The social search service Wajam has figured out a hack to insert its content on Apple’s default apps.
Wajam overlays check-ins and posts from friends on Google Maps so searchers can see them in context.
With Wajam installed on iOS, users will be able to see their friends’ location-tagged Facebook and Twitter status when they search on Google Maps, and will have a new Google search tab in Safari dedicated to content from friends.
Huhwhat? How is Wajam inserting itself into other iOS apps — much less Apple’s precious default apps?
Well, the company is basically asking users to configure their systems so Wajam is a proxy for all their Internet traffic.
(Users can get instructions on how to set up Wajam as a “Profile” by going to Wajam.com from their iPhones. There’s no Wajam app; this is deep in the phone settings.)
This is not a totally new trick. The popular Onavo app, which compresses data so users can save and monitor it, also makes use of the profile configuration. And browsers like Opera and UC Browser also function by using proxies. But it’s somewhat novel for overlaying content onto existing apps.
You can also see that Wajam doesn’t have this down flawlessly — in Google Maps, above, each Wajam result is labeled as a “sponsored link” rather than a regular location pin.
Wajam is installed — by those who dare! — as an iOS settings profile, so that Internet activity can be scanned for relevant friend results.
But Wajam for iPhone is almost more of a demo of what could be than a tool many people will feel comfortable using.
“If Facebook, Google and Apple were friends, you would probably have the best phone out there, and the best possible experience, and we’re trying to show what that could look like,” Wajam CEO Martin-Luc Archambault said in an interview this week.
Montreal-based Wajam has historically made a browser plugin that overlays social search results onto users’ regular searches.
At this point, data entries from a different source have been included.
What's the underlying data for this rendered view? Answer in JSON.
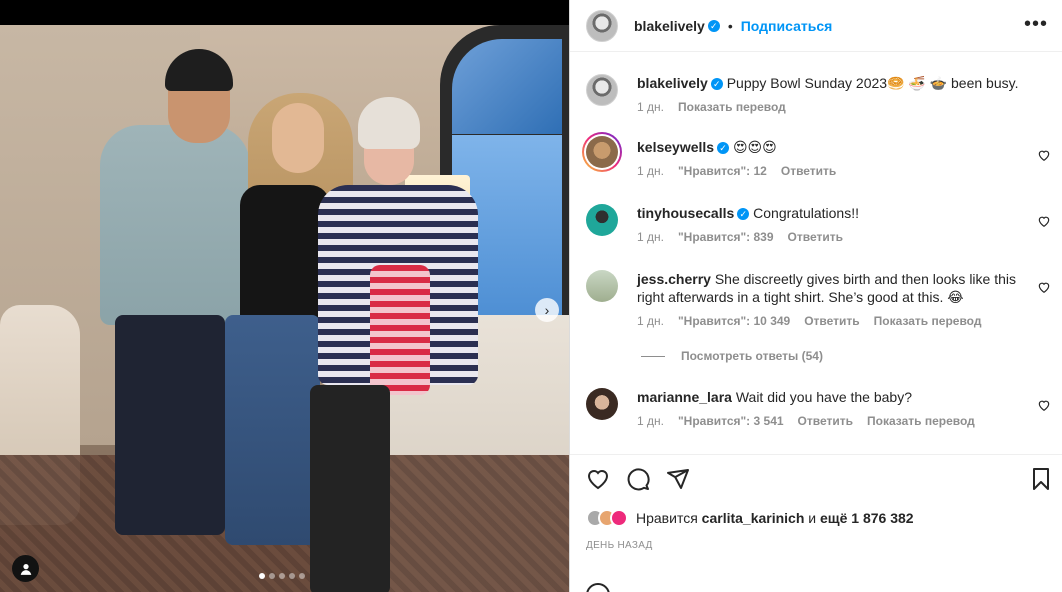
{
  "post": {
    "username": "blakelively",
    "follow_label": "Подписаться",
    "separator": "•",
    "more_label": "•••",
    "caption_text": "Puppy Bowl Sunday 2023🥯 🍜 🍲 been busy.",
    "caption_time": "1 дн.",
    "caption_translate": "Показать перевод"
  },
  "comments": [
    {
      "username": "kelseywells",
      "verified": true,
      "text": "😍😍😍",
      "time": "1 дн.",
      "likes": "\"Нравится\": 12",
      "reply": "Ответить",
      "translate": ""
    },
    {
      "username": "tinyhousecalls",
      "verified": true,
      "text": "Congratulations!!",
      "time": "1 дн.",
      "likes": "\"Нравится\": 839",
      "reply": "Ответить",
      "translate": ""
    },
    {
      "username": "jess.cherry",
      "verified": false,
      "text": "She discreetly gives birth and then looks like this right afterwards in a tight shirt. She’s good at this. 😂",
      "time": "1 дн.",
      "likes": "\"Нравится\": 10 349",
      "reply": "Ответить",
      "translate": "Показать перевод",
      "view_replies": "Посмотреть ответы (54)"
    },
    {
      "username": "marianne_lara",
      "verified": false,
      "text": "Wait did you have the baby?",
      "time": "1 дн.",
      "likes": "\"Нравится\": 3 541",
      "reply": "Ответить",
      "translate": "Показать перевод"
    }
  ],
  "likes_summary": {
    "prefix": "Нравится",
    "user": "carlita_karinich",
    "middle": "и",
    "rest": "ещё 1 876 382"
  },
  "date_label": "ДЕНЬ НАЗАД",
  "icons": {
    "heart": "heart-icon",
    "comment": "comment-icon",
    "share": "share-icon",
    "bookmark": "bookmark-icon",
    "more": "more-icon",
    "next": "chevron-right-icon",
    "tag": "user-tag-icon"
  },
  "colors": {
    "accent": "#0095f6",
    "text": "#262626",
    "muted": "#8e8e8e"
  }
}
Social search is one of the most contentious areas of the Web, because of all the competitive animosity between Google, Facebook, Twitter and anyone else who gets big.
Life as a browser plugin is tricky because, by design, Wajam messes with users’ existing interfaces. The advantage is, once they have Wajam installed, they can go about their regular business on Web sites like Google and Amazon, and see Facebook, Twitter and Google+ posts from their friends.
This is exactly what Wajam is trying to do on iOS — first for Safari and Google Maps, later for Apple’s own maps in iOS 6 and all sorts of other third-party apps.
Archambault maintains that Wajam won’t slow down users’ phone experiences, because he is relying on super-speedy Amazon infrastructure, and that everything will be private, because Wajam is TRUSTe certified. It remains to be seen how Apple reacts to the hack, given it could be abused.
Archambault would like to insert Wajam social search results onto apps from services like TripAdvisor, for example. This would be smarter than TripAdvisor’s existing social integration with Facebook, he said, because it is more extensive and uses techniques like natural language processing to find tweeted locations.
“Our goal is not to break the user’s experience,” Archambault said. (Well, that’s a good starting point!)
He added that if overlays within apps become too annoying, Wajam could potentially listen for relevant searches and send push notifications rather than injecting information into an app.
This Wajam-produced video shows what social results look like on the iPhone: